Agency president Bruce Murdy described the Charleston Battery as a step below Major League Soccer.

"The fans are vocal and excited soccer fans," he said. "We have a lot of British and Hispanic people in Charleston who understand soccer."

According to RMA creative director and copywriter Ann Tracey, Americans tend to experience soccer as a participatory rather than a spectator sport.

"We realized we needed to grow an awareness of the team itself rather than an interest in soccer," said Tracey.

In both spots, created by senior art director Keith Ireland, grainy, quick-cut images of Battery players kicking soccer balls switch from color to monochrome.
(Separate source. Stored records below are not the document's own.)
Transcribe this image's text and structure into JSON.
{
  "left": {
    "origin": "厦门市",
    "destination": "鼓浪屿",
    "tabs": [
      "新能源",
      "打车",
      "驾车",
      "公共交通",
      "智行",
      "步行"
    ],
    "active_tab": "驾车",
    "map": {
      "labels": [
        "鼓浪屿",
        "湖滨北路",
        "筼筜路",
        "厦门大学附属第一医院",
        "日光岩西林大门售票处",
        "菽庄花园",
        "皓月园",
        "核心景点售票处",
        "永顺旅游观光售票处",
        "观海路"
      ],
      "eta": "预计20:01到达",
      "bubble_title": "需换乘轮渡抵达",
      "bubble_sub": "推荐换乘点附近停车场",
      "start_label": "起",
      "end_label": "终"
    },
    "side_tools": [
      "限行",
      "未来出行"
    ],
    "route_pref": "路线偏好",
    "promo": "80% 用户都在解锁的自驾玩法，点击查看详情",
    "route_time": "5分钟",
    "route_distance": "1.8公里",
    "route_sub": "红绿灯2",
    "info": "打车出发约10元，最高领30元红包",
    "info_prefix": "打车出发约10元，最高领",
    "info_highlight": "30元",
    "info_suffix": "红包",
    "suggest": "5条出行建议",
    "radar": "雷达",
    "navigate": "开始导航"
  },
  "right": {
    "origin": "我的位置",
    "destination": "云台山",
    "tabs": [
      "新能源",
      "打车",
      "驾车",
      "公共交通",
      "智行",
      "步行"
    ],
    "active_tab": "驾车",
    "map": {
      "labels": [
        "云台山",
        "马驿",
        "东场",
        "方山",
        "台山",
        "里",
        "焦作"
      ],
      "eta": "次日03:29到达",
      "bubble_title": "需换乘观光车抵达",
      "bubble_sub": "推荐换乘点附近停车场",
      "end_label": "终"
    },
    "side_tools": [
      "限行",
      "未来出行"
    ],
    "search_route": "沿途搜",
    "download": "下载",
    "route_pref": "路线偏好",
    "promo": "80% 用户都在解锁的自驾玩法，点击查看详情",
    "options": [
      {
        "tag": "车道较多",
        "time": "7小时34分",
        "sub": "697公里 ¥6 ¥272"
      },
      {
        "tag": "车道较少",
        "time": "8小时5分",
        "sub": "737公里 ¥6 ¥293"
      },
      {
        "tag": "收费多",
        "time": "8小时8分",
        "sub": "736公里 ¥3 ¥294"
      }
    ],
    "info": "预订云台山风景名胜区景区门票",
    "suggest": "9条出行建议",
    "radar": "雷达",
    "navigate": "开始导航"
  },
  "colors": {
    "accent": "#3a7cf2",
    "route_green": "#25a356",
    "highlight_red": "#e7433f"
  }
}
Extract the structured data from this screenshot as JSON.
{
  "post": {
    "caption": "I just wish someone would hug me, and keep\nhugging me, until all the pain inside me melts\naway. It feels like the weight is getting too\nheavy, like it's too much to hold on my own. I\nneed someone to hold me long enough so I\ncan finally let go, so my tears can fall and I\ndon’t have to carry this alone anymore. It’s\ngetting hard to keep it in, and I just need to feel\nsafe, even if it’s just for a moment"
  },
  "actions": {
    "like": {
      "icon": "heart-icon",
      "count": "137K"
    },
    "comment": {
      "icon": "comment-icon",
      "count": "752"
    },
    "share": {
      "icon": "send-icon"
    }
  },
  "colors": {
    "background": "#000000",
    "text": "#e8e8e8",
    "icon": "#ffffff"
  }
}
The ads end with shots of legs kicking cannonballs.

"We kick ... cannonballs" plays to the city's fame as where the Civil War began.

Junior art director Brady Wag-ner created the soundtrack, which was developed at the same time as the visual elements.

"I whistled battle themes with rolling drums," said Wagner in describing the process. "Then I speeded an old jazz track to 120 beats per minute and laid it over a slower beat."

The result is a fast and tight soundtrack that speaks to soccer fans.

Said Wagner, "We wanted the battle music to bring a hard edge to this team."

Wagner and Ireland's original goal was to write a theme song that would roll into the commercial.

"It ended making the spot pop," said Wagner. "We're still working on chants to get the crowd going."